Russell Banks on Linton Kwesi Johnson

He is, of course, a top-notch poet, and his bittersweet poems can indeed make us weak, make us feel incomplete. In 2002 he became the second living and first black poet to have his selected poems published in England in the Penguin Classics series. He is Jamaican by birth, and though he has resided for most of his adult life in England, where he took a university degree in sociology, he writes in Jamaican Creole. Not a dialect, not strictly a ‘patois,’ either, and not a mere post-colonial version of Standard English, Jamaican Creole is a language created out of hard necessity by African slaves from 17th century British English and West African, mostly Ashanti, language groups, with a lexical admixture from the Caribe and Arawak natives of the island. It is a powerfully expressive, flexible, and, not surprisingly, musical vernacular, sustained and elaborated upon for over four hundred years by the descendants of those slaves, including those who, like LKJ, have migrated out of Jamaica in the second great diaspora for England, Canada, and the United States. Fortunately, its grammar and orthography like that of pre-18th century British English, have never been rigidly formalized or fixed by an academy of notables or any authoritative dictionary. It is, therefore, a living, organically evolving language intimately connected to the lived experience of its speakers.”

Excerpted from: Banks, Russell, “Introduction,” in Johnson, Linton Kwesi. Mi Revalueshenary Fren. Port Townshend, Washington: Copper Canyon Press, 2006.

The Weekly Text, Friday 16 December 2022: History of Hip-Hop Lesson 2, Homer–History’s First Hip-Hop Songwriter

Here is the second lesson plan from the History of Hip-Hop Unit. This lesson posits, proceeding from the previous two, that Home’s Odyssey and Iliad, composed to be read aloud and to glorify Greece, that these ancient epics are two of the world’s first Hip-Hop songs. I open this lesson with this Cultural Literacy worksheet on the Muses so that students understand the reference in the first stanza of the Iliad. Here is the worksheet with reading and comprehension questions that is the centerpiece of this lesson.

If you find typos in these documents, I would appreciate a notification.
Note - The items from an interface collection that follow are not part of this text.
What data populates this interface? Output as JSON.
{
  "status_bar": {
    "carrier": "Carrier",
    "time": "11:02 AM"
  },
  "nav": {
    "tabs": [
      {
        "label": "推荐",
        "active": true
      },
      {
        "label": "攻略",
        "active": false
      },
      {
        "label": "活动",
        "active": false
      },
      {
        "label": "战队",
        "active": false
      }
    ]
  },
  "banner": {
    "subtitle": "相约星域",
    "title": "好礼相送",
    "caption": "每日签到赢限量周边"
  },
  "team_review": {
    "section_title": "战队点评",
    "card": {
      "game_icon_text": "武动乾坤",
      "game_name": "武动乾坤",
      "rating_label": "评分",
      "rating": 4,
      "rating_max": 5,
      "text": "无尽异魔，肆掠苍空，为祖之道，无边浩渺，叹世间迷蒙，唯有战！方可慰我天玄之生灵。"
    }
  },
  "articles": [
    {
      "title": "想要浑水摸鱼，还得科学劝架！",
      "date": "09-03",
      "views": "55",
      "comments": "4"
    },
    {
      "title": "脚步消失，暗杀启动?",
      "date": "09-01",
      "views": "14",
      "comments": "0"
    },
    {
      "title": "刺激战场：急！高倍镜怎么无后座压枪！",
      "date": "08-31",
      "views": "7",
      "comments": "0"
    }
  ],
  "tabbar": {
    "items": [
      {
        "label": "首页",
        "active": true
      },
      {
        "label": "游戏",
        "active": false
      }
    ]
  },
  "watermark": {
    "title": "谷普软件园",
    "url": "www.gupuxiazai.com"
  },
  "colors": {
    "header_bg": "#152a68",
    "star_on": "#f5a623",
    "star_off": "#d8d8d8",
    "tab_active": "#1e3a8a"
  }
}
And, as always, if you find this material useful in your practice, I would be grateful to hear what you think of it. I seek your peer review.

Colette on the Pitfalls of a Happy Childhood

“A happy childhood is poor preparation for human contact.”

Colette

Excerpted from: Winokur, Jon, ed. The Big Curmudgeon. New York: Black Dog & Leventhal, 2007.

Character Sketch

“Character Sketch (noun): A brief descriptive portrait in writing of an individual, usually with close observation of his or her distinctive traits.

‘In 1928 a private press published her character sketch of the Sapphic poetess Renee Vivien, born Pauline Tern, in London, of an English father and an American mother, a fragile neurotic figure who spent most of her short, self-destructive life in Paris, maintained in mysterious semi-Oriental elegance and living on spiced foods and alcohol in a garden apartment by chance next to Colette’s, near the Bois de Boulogne.’ Janet Flanner, Janet Flanner’s World”

Excerpted from: Grambs, David. The Random House Dictionary for Writers and Readers. New York: Random House, 1990.

Oscar Wilde on Journalism

“There is much to be said in favor of modern journalism. By giving us the opinions of the uneducated, it keeps us in touch with the ignorance of the community.”

Oscar Wilde

Excerpted from: Winokur, Jon, ed. The Big Curmudgeon. New York: Black Dog & Leventhal, 2007.

Cultural Literacy: Realism

Here is a Cultural Literacy worksheet on realism in literature and art. This is a half-page document with a reading of two sentences, the second of which is longish compound, and two comprehension questions. Once again, just the basics.

If you find typos in this document, I would appreciate a notification. And, as always, if you find this material useful in your practice, I would be grateful to hear what you think of it. I seek your peer review.